“I don’t know who is buying for recreational use at dispensaries unless it’s white, middle-class people and out-of-towners,” said Rudy Reddog Balles, a longtime community activist and mediator. “Everyone I know still has the guy on the street that they hook up with.”
Obviously, legalizing weed was an upper middle-class novelty cause. It was the pseudo-libertarians from SWPL-ville who pushed it through in Colorado. Even a “longtime community activist and mediator” should get that.
This black market boom, the state argues, is a temporary situation. As more legal recreational dispensaries and growers enter the market, the market will adjust. Prices will fall. The illegal market will shrink.

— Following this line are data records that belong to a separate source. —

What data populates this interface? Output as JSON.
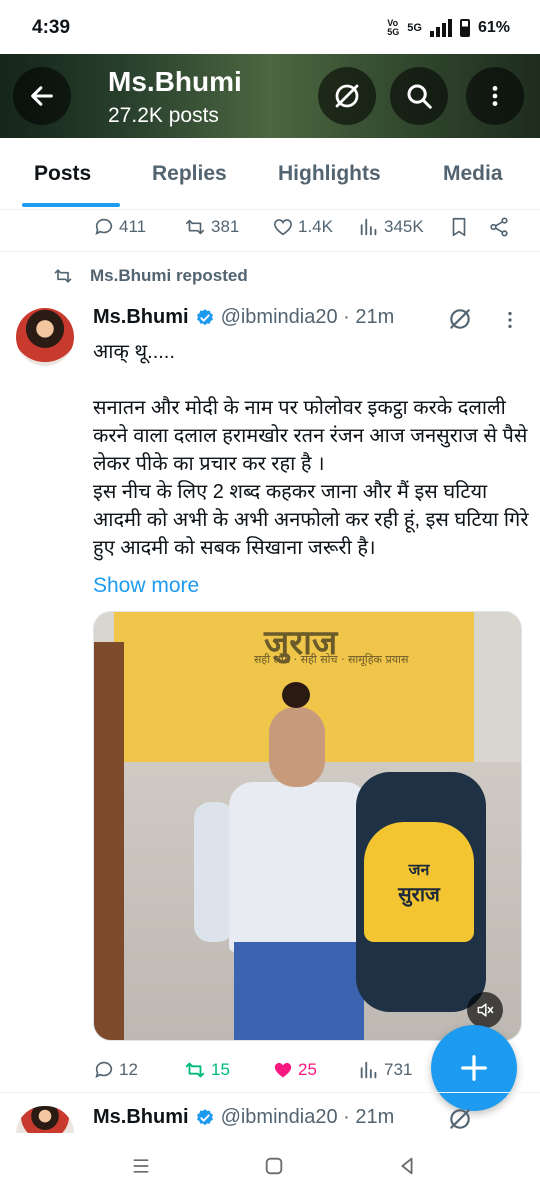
{
  "status_bar": {
    "time": "4:39",
    "network_top": "Vo",
    "network_bottom": "5G",
    "network_type": "5G",
    "battery": "61%"
  },
  "header": {
    "name": "Ms.Bhumi",
    "post_count": "27.2K posts"
  },
  "tabs": [
    "Posts",
    "Replies",
    "Highlights",
    "Media"
  ],
  "prev_tweet_actions": {
    "replies": "411",
    "reposts": "381",
    "likes": "1.4K",
    "views": "345K"
  },
  "tweet": {
    "repost_label": "Ms.Bhumi reposted",
    "name": "Ms.Bhumi",
    "handle_time": "@ibmindia20 · 21m",
    "text": "आक् थू.....\n\nसनातन और मोदी के नाम पर फोलोवर इकट्ठा करके दलाली करने वाला दलाल हरामखोर रतन रंजन आज जनसुराज से पैसे लेकर पीके का प्रचार कर रहा है ।\nइस नीच के लिए 2 शब्द कहकर जाना और मैं इस घटिया आदमी को अभी के अभी अनफोलो कर रही हूं, इस घटिया गिरे हुए आदमी को सबक सिखाना जरूरी है।",
    "show_more": "Show more",
    "media": {
      "banner_text": "जुराज",
      "banner_sub": "सही लोग · सही सोच · सामूहिक प्रयास",
      "bag_line1": "जन",
      "bag_line2": "सुराज"
    },
    "actions": {
      "replies": "12",
      "reposts": "15",
      "likes": "25",
      "views": "731"
    }
  },
  "next_tweet": {
    "name": "Ms.Bhumi",
    "handle_time": "@ibmindia20 · 21m"
  },
  "colors": {
    "accent": "#1d9bf0",
    "retweet_green": "#00ba7c",
    "like_pink": "#f91880",
    "secondary_text": "#536471"
  }
}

Actually, it will probably grow. Quasi-legalization makes it nearly impossible to police the black market. If you can’t bust a guy for holding, you can’t squeeze him for his dealer, which means you can’t squeeze small dealers for the bigger dealers. Then you have the race angle. Busting the black guys in the hood for smoking reefer is not going to go over well when Kendall and Dylan are buying it at the mall with mom’s credit card.

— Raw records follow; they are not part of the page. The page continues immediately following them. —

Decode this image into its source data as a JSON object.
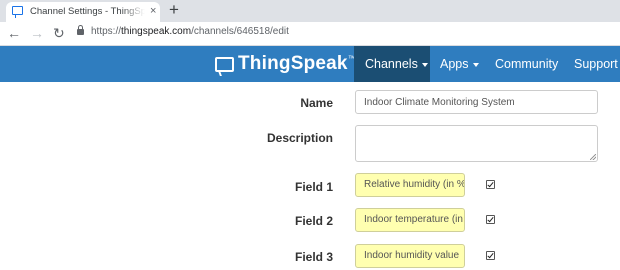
{
  "browser": {
    "tab_title": "Channel Settings - ThingSpeak IoT",
    "tab_close": "×",
    "new_tab": "+",
    "url_host": "thingspeak.com",
    "url_prefix": "https://",
    "url_path": "/channels/646518/edit"
  },
  "navbar": {
    "brand": "ThingSpeak",
    "brand_tm": "™",
    "items": [
      {
        "label": "Channels",
        "active": true,
        "dropdown": true
      },
      {
        "label": "Apps",
        "active": false,
        "dropdown": true
      },
      {
        "label": "Community",
        "active": false,
        "dropdown": false
      },
      {
        "label": "Support",
        "active": false,
        "dropdown": true
      }
    ],
    "colors": {
      "bar": "#2f7dbf",
      "active": "#1b4e73"
    }
  },
  "form": {
    "name": {
      "label": "Name",
      "value": "Indoor Climate Monitoring System"
    },
    "description": {
      "label": "Description",
      "value": ""
    },
    "fields": [
      {
        "label": "Field 1",
        "value": "Relative humidity (in %)",
        "checked": true
      },
      {
        "label": "Field 2",
        "value": "Indoor temperature (in °C)",
        "checked": true
      },
      {
        "label": "Field 3",
        "value": "Indoor humidity value",
        "checked": true
      }
    ],
    "field_input_color": "#ffffb0"
  }
}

In any case, these first curious months of the legal recreational market have laid bare a socioeconomic faultline. Resentment bubbles in the neighbourhoods where marijuana has always been easy to get.

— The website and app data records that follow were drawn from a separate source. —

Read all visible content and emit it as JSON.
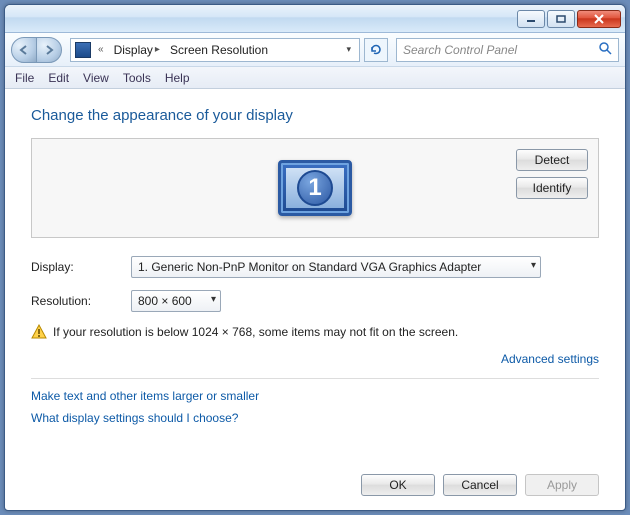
{
  "breadcrumb": {
    "item1": "Display",
    "item2": "Screen Resolution"
  },
  "search": {
    "placeholder": "Search Control Panel"
  },
  "menu": {
    "file": "File",
    "edit": "Edit",
    "view": "View",
    "tools": "Tools",
    "help": "Help"
  },
  "page": {
    "title": "Change the appearance of your display"
  },
  "preview": {
    "monitor_number": "1",
    "detect": "Detect",
    "identify": "Identify"
  },
  "form": {
    "display_label": "Display:",
    "display_value": "1. Generic Non-PnP Monitor on Standard VGA Graphics Adapter",
    "resolution_label": "Resolution:",
    "resolution_value": "800 × 600"
  },
  "warning": "If your resolution is below 1024 × 768, some items may not fit on the screen.",
  "links": {
    "advanced": "Advanced settings",
    "larger": "Make text and other items larger or smaller",
    "which": "What display settings should I choose?"
  },
  "buttons": {
    "ok": "OK",
    "cancel": "Cancel",
    "apply": "Apply"
  }
}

The resentment goes something like: we Latinos and African Americans from the ‘hood were stigmatised for marijuana use, disdained and disproportionately prosecuted in the war on drugs. We grew up in the culture of marijuana, with grandmothers who made oil from the plants and rubbed it on arthritic hands. We sold it as medicine. We sold it for profit and pleasure.
Now pot is legalised and who benefits? Rich people with their money to invest and their clean criminal records. And here we are again: on the outskirts of opportunity. A legion of entrepreneurs with big plans and rewired basements chafes with every monthly state tax revenue report.
Sing it brotha! Sing it!
Ask someone who buys and sells in the underground market how it has responded to legalisation and the question is likely to be tossed back with defiance. “You mean, ‘Who’s been shut out of the legal market?’” asks Miguel Lopez, chief community organiser of the state’s 420 Rally, which calls for legalisation of marijuana nationally.
“It’s kind of like we made all the sacrifices and they packed it up and are making all the money,” says Cisco Gallardo, a well-known gang outreach worker who once sold drugs as a gang member. For the record, he does not partake. It rattles him a little, he says, to see the young people with whom he works shed their NFL and rapper dreams for the next big thing: their own marijuana dispensary.
In this light, taxation is seen as a blunt instrument of exclusion, driving precisely the groups most prosecuted in the war on drug further into the arms of the black market. In one Denver dispensary, a $30 purchase of one-eighth of the Trinity strain of cannabis includes $7.38 in state and local taxes – a near 33% rate. As Larisa Bolivar, one of the city’s most well-known proponents of decriminalising marijuana, puts it: that $7 buys someone lunch.
“It’s simple,” she says. “A high tax rate drives black market growth. It’s an incentive for risky behaviour.”
It’s not hard to see where the logic is going. The thing is, legalization does nothing for Red Team or Blue Team. Red Team is going to be the tax collectors for the weed industry. The Blue Team will go the social justice route demanding free weed and subsidies for the poor. Two decades ago, the ruler passed welfare reform which was supposed to start kicking loafers off the dole. Today, one third of the population is collecting. How long before they are giving away free weed in the ghetto?